Dataset rows for apps and sites
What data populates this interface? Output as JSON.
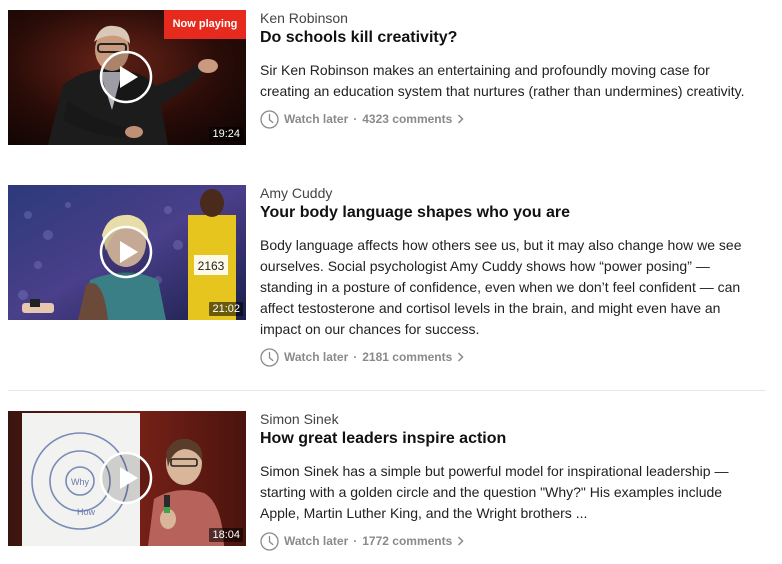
{
  "talks": [
    {
      "speaker": "Ken Robinson",
      "title": "Do schools kill creativity?",
      "description": "Sir Ken Robinson makes an entertaining and profoundly moving case for creating an education system that nurtures (rather than undermines) creativity.",
      "duration": "19:24",
      "badge": "Now playing",
      "watch_later": "Watch later",
      "separator": "·",
      "comments": "4323 comments"
    },
    {
      "speaker": "Amy Cuddy",
      "title": "Your body language shapes who you are",
      "description": "Body language affects how others see us, but it may also change how we see ourselves. Social psychologist Amy Cuddy shows how “power posing” — standing in a posture of confidence, even when we don’t feel confident — can affect testosterone and cortisol levels in the brain, and might even have an impact on our chances for success.",
      "duration": "21:02",
      "watch_later": "Watch later",
      "separator": "·",
      "comments": "2181 comments"
    },
    {
      "speaker": "Simon Sinek",
      "title": "How great leaders inspire action",
      "description": "Simon Sinek has a simple but powerful model for inspirational leadership — starting with a golden circle and the question \"Why?\" His examples include Apple, Martin Luther King, and the Wright brothers ...",
      "duration": "18:04",
      "watch_later": "Watch later",
      "separator": "·",
      "comments": "1772 comments"
    }
  ],
  "colors": {
    "badge": "#e62b1e",
    "meta_text": "#8a8a8a",
    "divider": "#e6e6e6"
  },
  "icons": {
    "play": "play-circle-icon",
    "clock": "clock-icon",
    "chevron": "chevron-right-icon"
  }
}
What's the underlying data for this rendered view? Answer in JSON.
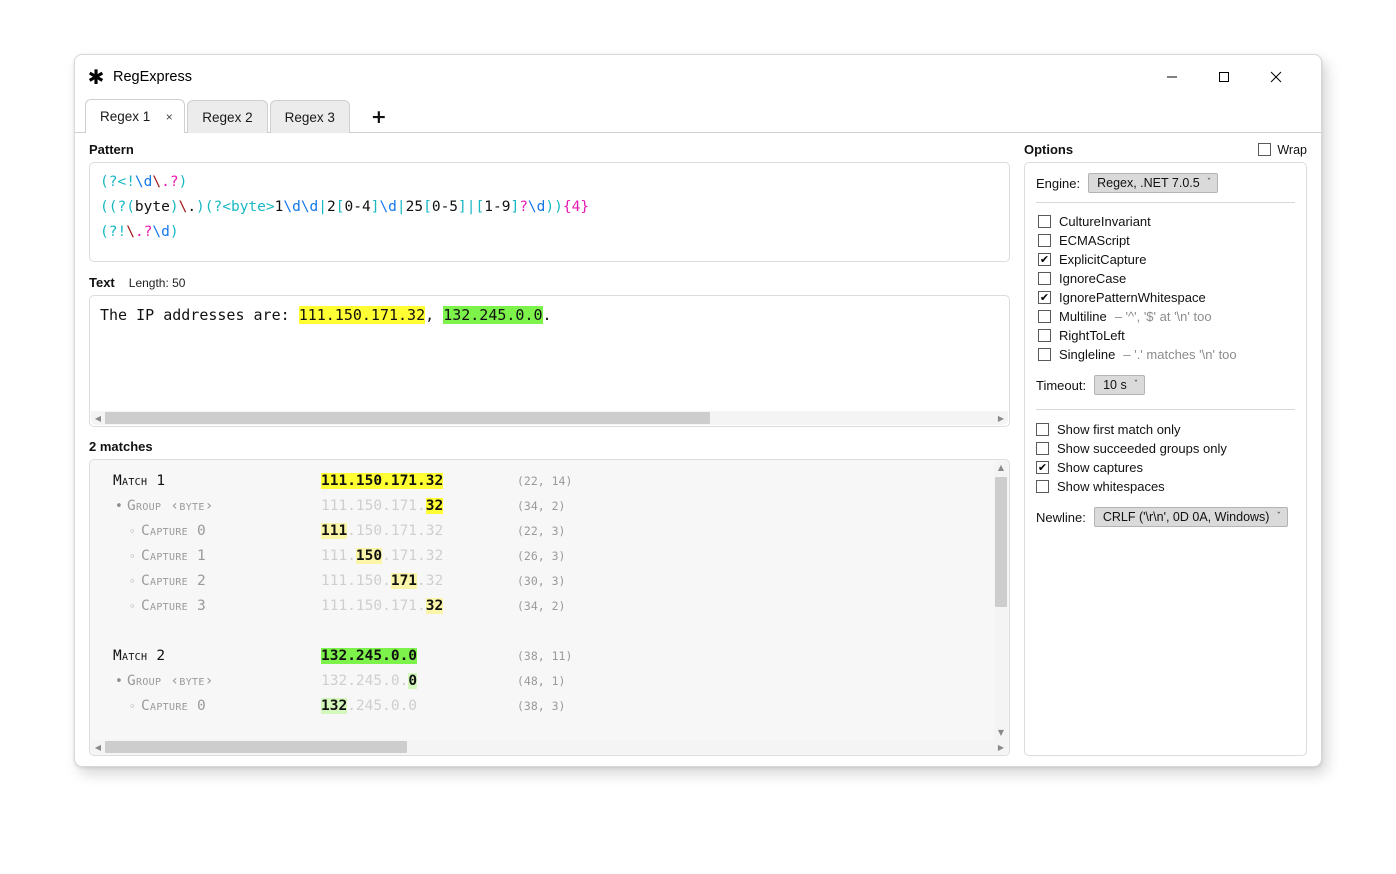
{
  "window": {
    "title": "RegExpress",
    "app_icon": "asterisk-icon",
    "minimize": "—",
    "maximize": "☐",
    "close": "✕"
  },
  "tabs": {
    "items": [
      {
        "label": "Regex 1",
        "active": true,
        "close": "×"
      },
      {
        "label": "Regex 2",
        "active": false
      },
      {
        "label": "Regex 3",
        "active": false
      }
    ],
    "add_label": "+"
  },
  "pattern": {
    "label": "Pattern",
    "lines": [
      "(?<!\\d\\.?)",
      "((?(byte)\\.)(?<byte>1\\d\\d|2[0-4]\\d|25[0-5]|[1-9]?\\d)){4}",
      "(?!\\.?\\d)"
    ]
  },
  "text": {
    "label": "Text",
    "length_label": "Length: 50",
    "prefix": "The IP addresses are: ",
    "match1": "111.150.171.32",
    "separator": ", ",
    "match2": "132.245.0.0",
    "suffix": "."
  },
  "matches": {
    "count_label": "2 matches",
    "rows": [
      {
        "kind": "Match",
        "name": "1",
        "bullet": "",
        "indent": 0,
        "value_pre": "",
        "value_hl": "111.150.171.32",
        "value_post": "",
        "hl_style": "strong-yellow",
        "pos": "(22, 14)"
      },
      {
        "kind": "Group",
        "name": "‹byte›",
        "bullet": "•",
        "indent": 1,
        "value_pre": "111.150.171.",
        "value_hl": "32",
        "value_post": "",
        "hl_style": "strong-yellow",
        "pos": "(34, 2)"
      },
      {
        "kind": "Capture",
        "name": "0",
        "bullet": "◦",
        "indent": 2,
        "value_pre": "",
        "value_hl": "111",
        "value_post": ".150.171.32",
        "hl_style": "soft-yellow",
        "pos": "(22, 3)"
      },
      {
        "kind": "Capture",
        "name": "1",
        "bullet": "◦",
        "indent": 2,
        "value_pre": "111.",
        "value_hl": "150",
        "value_post": ".171.32",
        "hl_style": "soft-yellow",
        "pos": "(26, 3)"
      },
      {
        "kind": "Capture",
        "name": "2",
        "bullet": "◦",
        "indent": 2,
        "value_pre": "111.150.",
        "value_hl": "171",
        "value_post": ".32",
        "hl_style": "soft-yellow",
        "pos": "(30, 3)"
      },
      {
        "kind": "Capture",
        "name": "3",
        "bullet": "◦",
        "indent": 2,
        "value_pre": "111.150.171.",
        "value_hl": "32",
        "value_post": "",
        "hl_style": "soft-yellow",
        "pos": "(34, 2)"
      },
      {
        "kind": "",
        "name": "",
        "bullet": "",
        "indent": 0,
        "value_pre": "",
        "value_hl": "",
        "value_post": "",
        "pos": ""
      },
      {
        "kind": "Match",
        "name": "2",
        "bullet": "",
        "indent": 0,
        "value_pre": "",
        "value_hl": "132.245.0.0",
        "value_post": "",
        "hl_style": "strong-green",
        "pos": "(38, 11)"
      },
      {
        "kind": "Group",
        "name": "‹byte›",
        "bullet": "•",
        "indent": 1,
        "value_pre": "132.245.0.",
        "value_hl": "0",
        "value_post": "",
        "hl_style": "soft-green",
        "pos": "(48, 1)"
      },
      {
        "kind": "Capture",
        "name": "0",
        "bullet": "◦",
        "indent": 2,
        "value_pre": "",
        "value_hl": "132",
        "value_post": ".245.0.0",
        "hl_style": "soft-green",
        "pos": "(38, 3)"
      }
    ]
  },
  "options": {
    "title": "Options",
    "wrap_label": "Wrap",
    "wrap_checked": false,
    "engine_label": "Engine:",
    "engine_value": "Regex, .NET 7.0.5",
    "flags": [
      {
        "label": "CultureInvariant",
        "checked": false,
        "hint": ""
      },
      {
        "label": "ECMAScript",
        "checked": false,
        "hint": ""
      },
      {
        "label": "ExplicitCapture",
        "checked": true,
        "hint": ""
      },
      {
        "label": "IgnoreCase",
        "checked": false,
        "hint": ""
      },
      {
        "label": "IgnorePatternWhitespace",
        "checked": true,
        "hint": ""
      },
      {
        "label": "Multiline",
        "checked": false,
        "hint": "– '^', '$' at '\\n' too"
      },
      {
        "label": "RightToLeft",
        "checked": false,
        "hint": ""
      },
      {
        "label": "Singleline",
        "checked": false,
        "hint": "– '.' matches '\\n' too"
      }
    ],
    "timeout_label": "Timeout:",
    "timeout_value": "10 s",
    "display": [
      {
        "label": "Show first match only",
        "checked": false
      },
      {
        "label": "Show succeeded groups only",
        "checked": false
      },
      {
        "label": "Show captures",
        "checked": true
      },
      {
        "label": "Show whitespaces",
        "checked": false
      }
    ],
    "newline_label": "Newline:",
    "newline_value": "CRLF ('\\r\\n', 0D 0A, Windows)",
    "checkmark": "✔",
    "chevron": "ˇ"
  },
  "colors": {
    "match_yellow": "#ffff33",
    "match_green": "#7cf24a",
    "capture_yellow": "#faf5a8",
    "capture_green": "#d4f7bd",
    "syntax_group": "#17b8c4",
    "syntax_escape": "#1478e8",
    "syntax_backslash": "#a01818",
    "syntax_quantifier": "#e61ab2"
  }
}
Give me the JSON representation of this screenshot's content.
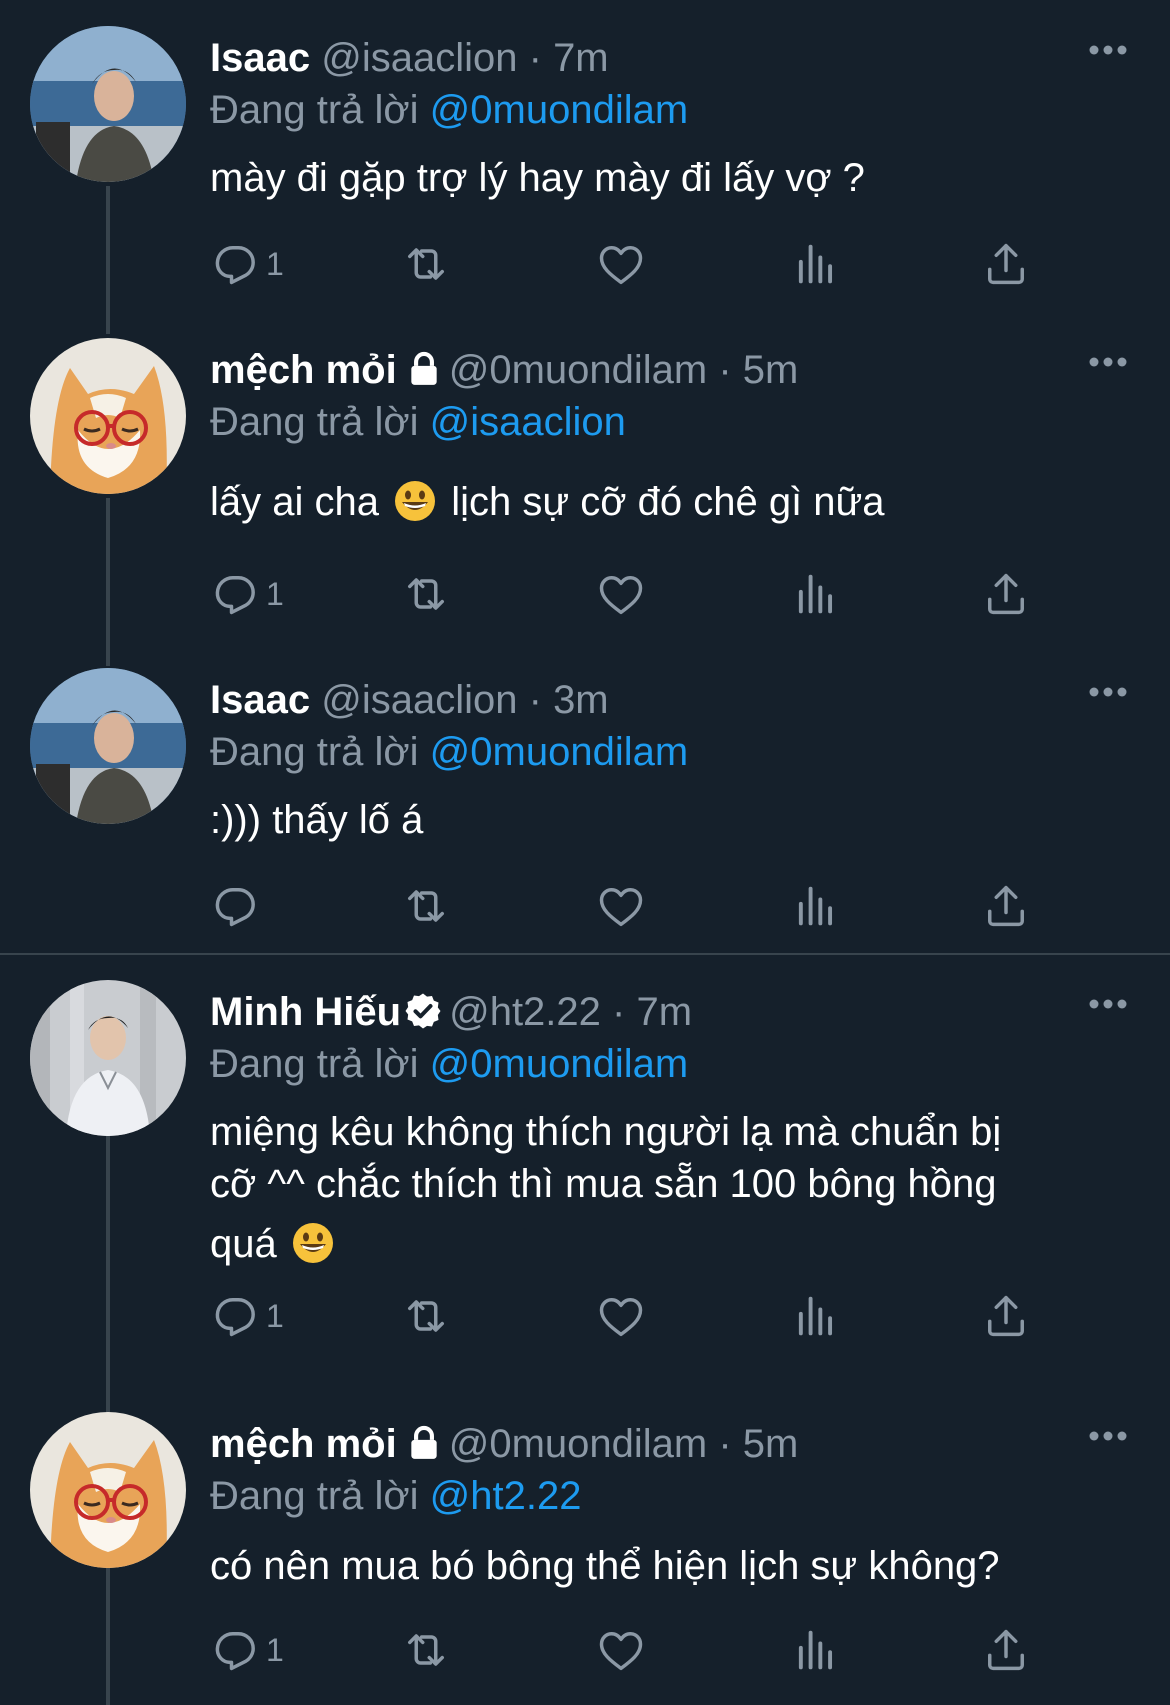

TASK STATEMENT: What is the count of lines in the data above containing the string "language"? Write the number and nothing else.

ANSWER BOX: 2